Imagine this: standing at the top of a hill, maybe high above the treetops, overlooking lovely views below. You’re harnessed helmeted, and strapped to a cord that is hundreds of feet. You take a leap and soar down the line—the wind speeds in your feet as well as your face touch just atmosphere.
This is what it’s like to zip line, plus it may be the closest it is possible to get to flying. It’s no wonder the action increasing in popularity throughout the world, with lines discovered at upscale resorts and many experience camps and as an element of high ropes courses and canopy tours. These professional zip lines include a cable strung at an incline.
A trolley rides along the cable, to which the rider’s harness is attached by carabineer. The trolley may also consist of a seat or handlebar for the rider to hold on to.
A ride of those speeds and heights can be intimidating for children or grownups that are mindful while soaring on one of these professional lines could be the thrill of a lifetime. It’s also not nearly as cost-effective or suitable as having one installed in your own backyard.
Private zip lines provide a ride that is still exciting, although less steep and shorter —with the extra plus of being available to ride as frequently as you’d like! Below are some choices of directions on the best way to begin on assembling your own zip line.*, in addition to easy to install zip line kits
Before you Buy a Zipline Kit, Organize Your Space
Unless you’re organizing to cut them down there should be no tall trees or obstructions directly in between them. Also remove and shrubbery that can reach or scratch on the rider. Be sure the area is not overly narrow to glide through whether there are some trees to the right or left side of the trail.
A zip line just works if it truly is strung on an incline, because gravitation is the thing that creates speed and pulls along the trolley. Ideally, your two anchors will likely be located on top and base of a hill.
If you have a bottom end of the line in mind (such as a platform or the earth) you need to work from there and fix the starting point of the line to locate a suitable starting height to coincide.
Your zip line should be fully planned out before you purchase a kit or any materials, and it might help draw a diagram: there are a couple of blog examples of the best way to design a method over at Build a Zipline and Zip Line Stop.
If your zip line is going on a steep incline, you will need to include a braking system (which we’ll go more indepth into later). This braking system will attach to a third anchor close to the end of the line by bungee, that’ll help slow the trolley to a stop. It’s perfect install a hardy post near the end of your line or to have a tree that is third, determined by the length of time the braking bungee is.
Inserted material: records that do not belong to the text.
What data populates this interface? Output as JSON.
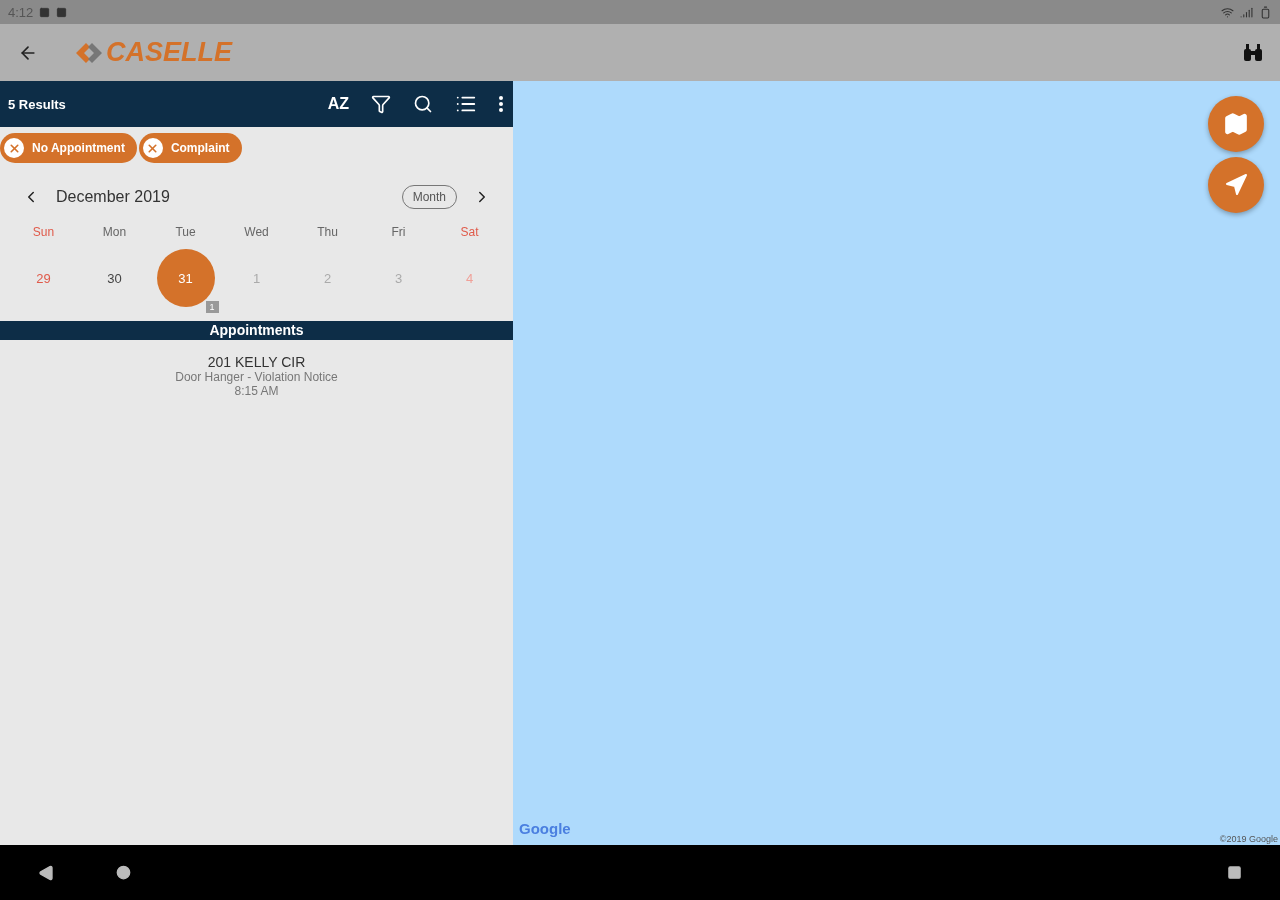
{
  "status_bar": {
    "time": "4:12"
  },
  "app_bar": {
    "logo": "CASELLE"
  },
  "toolbar": {
    "title": "5 Results",
    "sort_label": "AZ"
  },
  "chips": [
    {
      "label": "No Appointment"
    },
    {
      "label": "Complaint"
    }
  ],
  "calendar": {
    "month": "December 2019",
    "view": "Month",
    "weekdays": [
      {
        "label": "Sun",
        "weekend": true
      },
      {
        "label": "Mon",
        "weekend": false
      },
      {
        "label": "Tue",
        "weekend": false
      },
      {
        "label": "Wed",
        "weekend": false
      },
      {
        "label": "Thu",
        "weekend": false
      },
      {
        "label": "Fri",
        "weekend": false
      },
      {
        "label": "Sat",
        "weekend": true
      }
    ],
    "days": [
      {
        "label": "29",
        "weekend": true,
        "other_month": false,
        "selected": false
      },
      {
        "label": "30",
        "weekend": false,
        "other_month": false,
        "selected": false
      },
      {
        "label": "31",
        "weekend": false,
        "other_month": false,
        "selected": true,
        "count": "1"
      },
      {
        "label": "1",
        "weekend": false,
        "other_month": true,
        "selected": false
      },
      {
        "label": "2",
        "weekend": false,
        "other_month": true,
        "selected": false
      },
      {
        "label": "3",
        "weekend": false,
        "other_month": true,
        "selected": false
      },
      {
        "label": "4",
        "weekend": true,
        "other_month": true,
        "selected": false
      }
    ]
  },
  "appointments": {
    "title": "Appointments",
    "items": [
      {
        "address": "201 KELLY CIR",
        "type": "Door Hanger - Violation Notice",
        "time": "8:15 AM"
      }
    ]
  },
  "map": {
    "logo": "Google",
    "copyright": "©2019 Google"
  }
}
Will Your Zipline be Long-Term?
There are cons and pros to wrapping the cord around the anchor in addition to permanently attaching your zip line. It depends on whether you presume you will want to correct the line’s place in the foreseeable future. The line will probably be bolted to eye hooks that are drilled through the tree, in the event you are forever installing the line.
Any adjustments to height that you simply select to make will require drilling another hole, which might damage the tree. A non-permanent setup calls for wrapping the cord across the tree. You shouldn’t wrap the cord directly round the tree, as this can compel the tree to grow the cable throughout and become misshapen. Wrap the cord around blocks, towels, or a garden hose as a barrier between the trunk and the cord.